Reviewing a simple recording of your voice when you're teaching can help you hear how you sound to your students. Taking the time to play back your instructions, corrections and compliments throughout class will help you find any weak spots as well as recognize some of your strengths. It's a great technique to help you evaluate your instructional ability and make improvements, and pat yourself on the back for things you are doing well. Plus, it's super-easy to do!

Keep reading... Show less
Site Network
Including ballet competition standout Alina Taratorin (photo by Oliver Endahl, courtesy Taratorin)

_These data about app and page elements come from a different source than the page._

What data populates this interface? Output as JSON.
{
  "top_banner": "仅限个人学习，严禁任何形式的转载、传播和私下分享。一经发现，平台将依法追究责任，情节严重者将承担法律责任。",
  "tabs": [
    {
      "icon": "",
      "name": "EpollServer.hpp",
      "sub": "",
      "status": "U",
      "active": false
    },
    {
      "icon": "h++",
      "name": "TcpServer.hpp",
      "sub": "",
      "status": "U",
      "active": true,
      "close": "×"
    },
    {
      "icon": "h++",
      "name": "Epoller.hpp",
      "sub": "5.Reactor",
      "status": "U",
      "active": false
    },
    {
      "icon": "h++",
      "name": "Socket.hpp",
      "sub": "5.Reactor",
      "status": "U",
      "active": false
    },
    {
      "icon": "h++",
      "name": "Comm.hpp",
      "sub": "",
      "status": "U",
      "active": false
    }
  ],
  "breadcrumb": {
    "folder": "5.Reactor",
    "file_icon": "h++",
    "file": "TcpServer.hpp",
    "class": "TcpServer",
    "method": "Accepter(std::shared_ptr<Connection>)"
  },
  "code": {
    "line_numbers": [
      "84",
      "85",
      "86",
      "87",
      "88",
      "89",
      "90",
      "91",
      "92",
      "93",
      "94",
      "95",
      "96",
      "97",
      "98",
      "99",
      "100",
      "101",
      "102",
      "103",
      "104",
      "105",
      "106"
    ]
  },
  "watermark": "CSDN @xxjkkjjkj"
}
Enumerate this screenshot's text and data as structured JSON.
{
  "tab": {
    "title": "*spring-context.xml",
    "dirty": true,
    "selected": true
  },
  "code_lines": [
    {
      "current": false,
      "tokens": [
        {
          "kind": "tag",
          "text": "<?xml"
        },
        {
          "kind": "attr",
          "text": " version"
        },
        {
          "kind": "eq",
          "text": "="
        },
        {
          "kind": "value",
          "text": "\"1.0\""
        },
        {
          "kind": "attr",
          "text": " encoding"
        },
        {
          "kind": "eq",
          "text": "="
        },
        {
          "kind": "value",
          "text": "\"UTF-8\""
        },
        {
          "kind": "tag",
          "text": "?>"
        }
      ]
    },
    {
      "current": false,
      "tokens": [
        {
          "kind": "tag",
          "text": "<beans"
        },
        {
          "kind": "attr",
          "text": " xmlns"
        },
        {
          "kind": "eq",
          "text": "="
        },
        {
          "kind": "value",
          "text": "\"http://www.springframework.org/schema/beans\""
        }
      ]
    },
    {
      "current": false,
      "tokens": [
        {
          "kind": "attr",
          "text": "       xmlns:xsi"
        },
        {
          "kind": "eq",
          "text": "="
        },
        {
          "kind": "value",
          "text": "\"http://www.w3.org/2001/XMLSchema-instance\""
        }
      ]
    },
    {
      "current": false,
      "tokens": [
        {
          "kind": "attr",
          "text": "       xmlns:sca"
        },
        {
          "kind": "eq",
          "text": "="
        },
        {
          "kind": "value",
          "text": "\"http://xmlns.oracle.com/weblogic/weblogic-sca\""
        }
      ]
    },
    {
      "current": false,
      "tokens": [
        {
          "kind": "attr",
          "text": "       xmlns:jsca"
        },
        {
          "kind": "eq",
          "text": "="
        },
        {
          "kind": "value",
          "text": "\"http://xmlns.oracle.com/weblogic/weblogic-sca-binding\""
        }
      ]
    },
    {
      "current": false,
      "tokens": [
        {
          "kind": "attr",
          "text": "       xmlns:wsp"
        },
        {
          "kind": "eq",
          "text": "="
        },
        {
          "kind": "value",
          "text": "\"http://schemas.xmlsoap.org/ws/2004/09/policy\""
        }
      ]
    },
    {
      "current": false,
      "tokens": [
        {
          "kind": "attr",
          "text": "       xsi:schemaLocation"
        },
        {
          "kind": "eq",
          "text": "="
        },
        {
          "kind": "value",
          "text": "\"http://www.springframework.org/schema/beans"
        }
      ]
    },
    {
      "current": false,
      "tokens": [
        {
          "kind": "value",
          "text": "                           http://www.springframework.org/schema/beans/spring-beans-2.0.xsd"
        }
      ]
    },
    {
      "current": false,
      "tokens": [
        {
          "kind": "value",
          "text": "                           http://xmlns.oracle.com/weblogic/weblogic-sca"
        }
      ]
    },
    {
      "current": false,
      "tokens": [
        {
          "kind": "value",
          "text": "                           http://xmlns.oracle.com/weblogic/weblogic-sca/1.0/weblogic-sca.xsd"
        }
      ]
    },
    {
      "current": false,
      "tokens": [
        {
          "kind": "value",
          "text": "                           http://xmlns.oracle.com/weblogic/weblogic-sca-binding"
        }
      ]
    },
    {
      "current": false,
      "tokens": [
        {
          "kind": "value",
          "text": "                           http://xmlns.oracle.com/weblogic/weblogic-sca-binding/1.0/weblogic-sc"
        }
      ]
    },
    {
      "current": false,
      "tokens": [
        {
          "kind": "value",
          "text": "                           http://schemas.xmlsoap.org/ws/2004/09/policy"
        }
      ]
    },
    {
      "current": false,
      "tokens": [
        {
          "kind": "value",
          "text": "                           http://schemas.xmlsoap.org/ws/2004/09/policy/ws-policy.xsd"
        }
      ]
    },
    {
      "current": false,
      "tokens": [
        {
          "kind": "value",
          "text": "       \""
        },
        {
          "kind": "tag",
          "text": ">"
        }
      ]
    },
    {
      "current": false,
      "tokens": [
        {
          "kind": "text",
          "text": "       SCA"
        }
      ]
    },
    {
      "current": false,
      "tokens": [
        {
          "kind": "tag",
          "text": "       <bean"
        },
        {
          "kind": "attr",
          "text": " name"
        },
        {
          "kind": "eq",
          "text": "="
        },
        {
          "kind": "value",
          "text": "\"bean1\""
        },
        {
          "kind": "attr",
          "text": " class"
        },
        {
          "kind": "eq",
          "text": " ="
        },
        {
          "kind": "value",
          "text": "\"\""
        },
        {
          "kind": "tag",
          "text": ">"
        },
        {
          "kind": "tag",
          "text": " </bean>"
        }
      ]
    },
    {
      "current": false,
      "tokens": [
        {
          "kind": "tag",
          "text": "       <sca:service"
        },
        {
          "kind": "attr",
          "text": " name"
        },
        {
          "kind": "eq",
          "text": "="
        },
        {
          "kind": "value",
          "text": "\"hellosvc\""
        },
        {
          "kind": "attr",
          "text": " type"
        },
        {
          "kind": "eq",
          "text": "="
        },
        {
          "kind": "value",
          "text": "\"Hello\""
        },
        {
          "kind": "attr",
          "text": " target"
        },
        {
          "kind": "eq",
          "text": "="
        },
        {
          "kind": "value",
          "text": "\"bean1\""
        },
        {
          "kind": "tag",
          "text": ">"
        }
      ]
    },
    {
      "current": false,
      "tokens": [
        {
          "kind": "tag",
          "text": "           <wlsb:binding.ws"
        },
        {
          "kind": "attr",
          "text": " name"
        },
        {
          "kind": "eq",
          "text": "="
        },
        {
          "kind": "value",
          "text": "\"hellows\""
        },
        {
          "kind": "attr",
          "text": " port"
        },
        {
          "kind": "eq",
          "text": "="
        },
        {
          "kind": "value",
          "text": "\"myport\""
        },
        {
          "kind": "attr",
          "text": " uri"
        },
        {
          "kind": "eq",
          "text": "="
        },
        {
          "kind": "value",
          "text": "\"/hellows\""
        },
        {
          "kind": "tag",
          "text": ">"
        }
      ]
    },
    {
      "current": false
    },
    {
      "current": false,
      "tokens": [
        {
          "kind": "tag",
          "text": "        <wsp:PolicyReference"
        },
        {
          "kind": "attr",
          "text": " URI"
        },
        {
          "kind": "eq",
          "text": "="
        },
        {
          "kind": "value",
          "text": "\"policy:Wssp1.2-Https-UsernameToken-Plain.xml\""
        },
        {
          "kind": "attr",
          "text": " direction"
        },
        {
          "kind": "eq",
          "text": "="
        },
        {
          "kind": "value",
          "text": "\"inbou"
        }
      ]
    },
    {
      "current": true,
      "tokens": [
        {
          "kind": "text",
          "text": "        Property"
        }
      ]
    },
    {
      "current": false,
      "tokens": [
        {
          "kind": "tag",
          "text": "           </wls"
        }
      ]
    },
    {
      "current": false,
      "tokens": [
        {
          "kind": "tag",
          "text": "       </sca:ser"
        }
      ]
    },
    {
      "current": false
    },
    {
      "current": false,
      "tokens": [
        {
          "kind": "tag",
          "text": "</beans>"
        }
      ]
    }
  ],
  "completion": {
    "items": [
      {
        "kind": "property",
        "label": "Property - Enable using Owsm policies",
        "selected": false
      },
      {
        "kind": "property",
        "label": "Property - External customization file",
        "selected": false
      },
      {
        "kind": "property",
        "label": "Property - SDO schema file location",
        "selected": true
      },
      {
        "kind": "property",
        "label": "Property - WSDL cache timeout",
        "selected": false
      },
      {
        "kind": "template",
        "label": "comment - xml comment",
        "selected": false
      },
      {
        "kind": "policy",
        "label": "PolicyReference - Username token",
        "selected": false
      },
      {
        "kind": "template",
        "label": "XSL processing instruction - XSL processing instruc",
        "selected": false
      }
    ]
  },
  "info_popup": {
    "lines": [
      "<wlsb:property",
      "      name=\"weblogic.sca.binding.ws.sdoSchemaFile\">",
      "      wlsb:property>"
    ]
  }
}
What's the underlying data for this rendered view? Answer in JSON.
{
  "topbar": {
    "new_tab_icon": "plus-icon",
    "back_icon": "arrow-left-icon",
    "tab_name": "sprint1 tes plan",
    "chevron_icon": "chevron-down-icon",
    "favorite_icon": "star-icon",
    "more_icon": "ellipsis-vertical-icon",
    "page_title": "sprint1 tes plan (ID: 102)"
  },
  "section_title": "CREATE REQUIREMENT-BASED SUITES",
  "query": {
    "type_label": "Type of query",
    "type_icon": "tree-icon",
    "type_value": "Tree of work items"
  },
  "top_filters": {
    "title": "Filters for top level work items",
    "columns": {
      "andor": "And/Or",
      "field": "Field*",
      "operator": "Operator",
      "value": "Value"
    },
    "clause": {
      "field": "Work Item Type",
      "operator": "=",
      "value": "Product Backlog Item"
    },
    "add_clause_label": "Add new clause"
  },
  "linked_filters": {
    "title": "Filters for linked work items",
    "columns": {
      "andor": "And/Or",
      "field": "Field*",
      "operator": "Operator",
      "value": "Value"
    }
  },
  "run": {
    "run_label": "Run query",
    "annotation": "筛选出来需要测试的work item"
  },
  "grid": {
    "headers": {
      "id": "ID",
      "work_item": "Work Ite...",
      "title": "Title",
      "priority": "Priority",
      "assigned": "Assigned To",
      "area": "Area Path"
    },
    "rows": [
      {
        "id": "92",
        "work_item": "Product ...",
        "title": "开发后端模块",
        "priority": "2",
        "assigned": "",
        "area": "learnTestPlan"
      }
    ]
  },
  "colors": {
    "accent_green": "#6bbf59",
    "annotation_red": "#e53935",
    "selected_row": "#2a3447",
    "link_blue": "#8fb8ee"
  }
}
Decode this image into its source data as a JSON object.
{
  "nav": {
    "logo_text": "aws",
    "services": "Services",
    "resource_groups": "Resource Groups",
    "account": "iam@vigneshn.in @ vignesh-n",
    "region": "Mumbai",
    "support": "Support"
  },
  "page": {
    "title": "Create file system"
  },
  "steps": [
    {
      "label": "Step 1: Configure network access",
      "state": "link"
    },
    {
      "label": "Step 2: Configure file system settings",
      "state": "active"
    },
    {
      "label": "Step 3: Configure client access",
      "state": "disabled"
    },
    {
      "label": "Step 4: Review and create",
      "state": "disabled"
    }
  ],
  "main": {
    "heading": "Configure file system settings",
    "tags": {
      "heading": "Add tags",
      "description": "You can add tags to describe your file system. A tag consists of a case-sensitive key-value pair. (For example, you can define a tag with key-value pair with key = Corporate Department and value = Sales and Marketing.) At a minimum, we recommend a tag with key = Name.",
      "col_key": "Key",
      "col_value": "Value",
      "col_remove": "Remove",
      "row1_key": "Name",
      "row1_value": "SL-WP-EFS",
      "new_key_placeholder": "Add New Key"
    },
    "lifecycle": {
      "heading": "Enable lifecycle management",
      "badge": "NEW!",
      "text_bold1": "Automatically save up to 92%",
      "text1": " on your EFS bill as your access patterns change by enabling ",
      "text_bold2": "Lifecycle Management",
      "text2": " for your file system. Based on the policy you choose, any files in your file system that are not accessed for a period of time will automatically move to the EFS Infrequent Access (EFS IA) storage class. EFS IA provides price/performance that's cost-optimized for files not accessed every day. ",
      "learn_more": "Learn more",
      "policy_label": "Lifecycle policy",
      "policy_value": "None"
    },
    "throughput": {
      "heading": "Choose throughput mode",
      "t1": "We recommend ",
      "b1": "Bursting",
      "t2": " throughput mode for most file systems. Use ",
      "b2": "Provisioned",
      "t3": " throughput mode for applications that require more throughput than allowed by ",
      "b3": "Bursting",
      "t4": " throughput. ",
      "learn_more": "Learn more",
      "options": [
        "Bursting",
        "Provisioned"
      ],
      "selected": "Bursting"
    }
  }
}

Congratulations to the 39 talented dancers just named 2020 YoungArts award winners! This year's group of awardees includes several familiar faces from the competition scene.

Keep reading... Show less
To Share With Students
Photo by Brian Babineau, courtesy Burghardt

When Alicia Burghardt entered Dean College in Massachusetts as a freshman dance major, it hadn't occurred to her that the Boston Celtics had a dance team. A competition kid with aspirations for Broadway, Burghardt never imagined herself as an NBA dancer. But by the time she was finishing her senior year, she'd not only joined the Celtics Dancers, she was choreographing a number for a major playoff game. And after finishing her rookie year, surrounded on that TD Garden parquet floor by uproarious fans, she couldn't help but stay for another. "It's unbelievable performing for Boston fans," she says. "They're so loyal to their team. It could be third quarter, down 20 points, and they're still cheering."

Keep reading... Show less
Dance Teacher Tips
"The Greatest Show on Earth." Photo by Brenda Rueb, courtesy of Vona Dance

Your year-end recital is your studio's pot of gold at the end of the rainbow. Not only is it the time for your dancers to celebrate what they've accomplished during the year, it's your opportunity to demonstrate to parents firsthand the value of a dance education. A successful recital can also grant your school an influential role in the local community. Whether a prominent conservatory or a small-town studio, and whether your dancers win competitions or take classes once a week, your year-end recital is the chance for your dancers—and your program—to shine.

Keep reading... Show less
Dance Teachers Trending

"No formal training. No dance studio. No mentor," says Erik Saradpon about his beginnings in hip hop.

"I think that's why I'm especially tough on these guys, because I don't take the relationship for granted," he says, referring to his students. "I'm like a dad to them. I had a shortage of role models in my life. I wanted that so badly. I project that onto my kids."

Keep reading... Show less

mailbox

Get DanceTeacher in your inbox